*** Block opens ***

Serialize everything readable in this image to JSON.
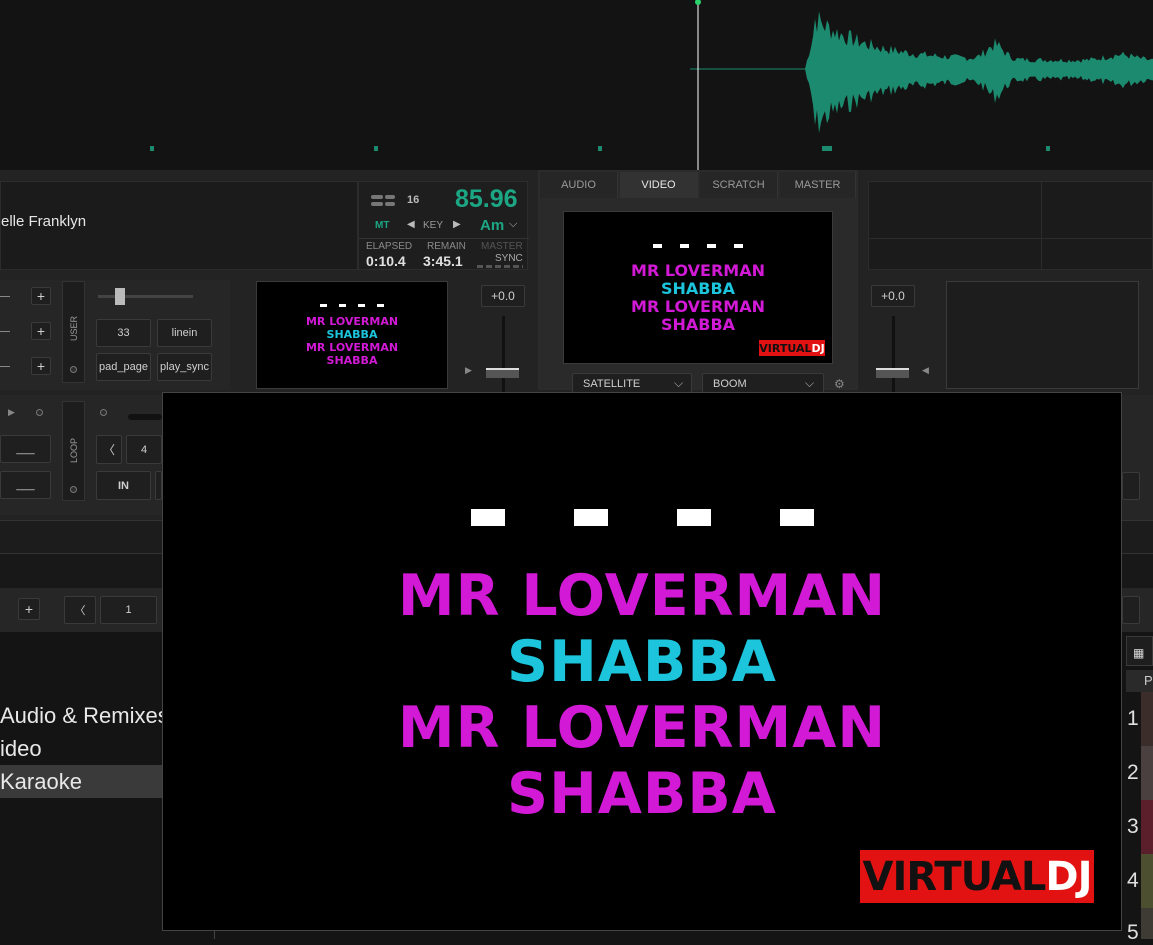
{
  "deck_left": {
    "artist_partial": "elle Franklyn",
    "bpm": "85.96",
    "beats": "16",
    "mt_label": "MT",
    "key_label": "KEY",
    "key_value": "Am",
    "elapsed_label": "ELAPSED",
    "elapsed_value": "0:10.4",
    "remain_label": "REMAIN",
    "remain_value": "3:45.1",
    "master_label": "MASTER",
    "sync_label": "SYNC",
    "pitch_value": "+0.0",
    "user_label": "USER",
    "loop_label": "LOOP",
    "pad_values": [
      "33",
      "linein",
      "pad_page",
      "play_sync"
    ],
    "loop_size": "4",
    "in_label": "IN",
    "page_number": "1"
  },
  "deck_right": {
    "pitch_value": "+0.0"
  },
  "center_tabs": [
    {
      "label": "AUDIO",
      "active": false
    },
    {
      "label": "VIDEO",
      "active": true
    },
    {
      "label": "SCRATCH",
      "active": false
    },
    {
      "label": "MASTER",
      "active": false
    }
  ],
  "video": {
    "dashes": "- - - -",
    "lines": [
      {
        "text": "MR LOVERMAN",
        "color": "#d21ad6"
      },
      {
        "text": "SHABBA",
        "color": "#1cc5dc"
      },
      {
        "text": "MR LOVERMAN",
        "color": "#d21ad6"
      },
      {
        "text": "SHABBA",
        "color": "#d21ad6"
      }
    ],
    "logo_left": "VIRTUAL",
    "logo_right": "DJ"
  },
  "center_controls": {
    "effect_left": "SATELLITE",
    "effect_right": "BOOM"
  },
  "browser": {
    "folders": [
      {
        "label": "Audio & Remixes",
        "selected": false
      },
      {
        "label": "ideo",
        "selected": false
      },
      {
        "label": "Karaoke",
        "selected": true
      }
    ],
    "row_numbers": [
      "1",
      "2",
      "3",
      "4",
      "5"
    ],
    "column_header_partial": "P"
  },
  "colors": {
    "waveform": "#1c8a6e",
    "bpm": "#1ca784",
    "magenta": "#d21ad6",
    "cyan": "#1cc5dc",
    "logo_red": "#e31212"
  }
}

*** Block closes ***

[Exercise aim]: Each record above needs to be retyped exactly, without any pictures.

[Reply]:
Serialize everything readable in this image to JSON.
{
  "deck_left": {
    "artist_partial": "elle Franklyn",
    "bpm": "85.96",
    "beats": "16",
    "mt_label": "MT",
    "key_label": "KEY",
    "key_value": "Am",
    "elapsed_label": "ELAPSED",
    "elapsed_value": "0:10.4",
    "remain_label": "REMAIN",
    "remain_value": "3:45.1",
    "master_label": "MASTER",
    "sync_label": "SYNC",
    "pitch_value": "+0.0",
    "user_label": "USER",
    "loop_label": "LOOP",
    "pad_values": [
      "33",
      "linein",
      "pad_page",
      "play_sync"
    ],
    "loop_size": "4",
    "in_label": "IN",
    "page_number": "1"
  },
  "deck_right": {
    "pitch_value": "+0.0"
  },
  "center_tabs": [
    {
      "label": "AUDIO",
      "active": false
    },
    {
      "label": "VIDEO",
      "active": true
    },
    {
      "label": "SCRATCH",
      "active": false
    },
    {
      "label": "MASTER",
      "active": false
    }
  ],
  "video": {
    "dashes": "- - - -",
    "lines": [
      {
        "text": "MR LOVERMAN",
        "color": "#d21ad6"
      },
      {
        "text": "SHABBA",
        "color": "#1cc5dc"
      },
      {
        "text": "MR LOVERMAN",
        "color": "#d21ad6"
      },
      {
        "text": "SHABBA",
        "color": "#d21ad6"
      }
    ],
    "logo_left": "VIRTUAL",
    "logo_right": "DJ"
  },
  "center_controls": {
    "effect_left": "SATELLITE",
    "effect_right": "BOOM"
  },
  "browser": {
    "folders": [
      {
        "label": "Audio & Remixes",
        "selected": false
      },
      {
        "label": "ideo",
        "selected": false
      },
      {
        "label": "Karaoke",
        "selected": true
      }
    ],
    "row_numbers": [
      "1",
      "2",
      "3",
      "4",
      "5"
    ],
    "column_header_partial": "P"
  },
  "colors": {
    "waveform": "#1c8a6e",
    "bpm": "#1ca784",
    "magenta": "#d21ad6",
    "cyan": "#1cc5dc",
    "logo_red": "#e31212"
  }
}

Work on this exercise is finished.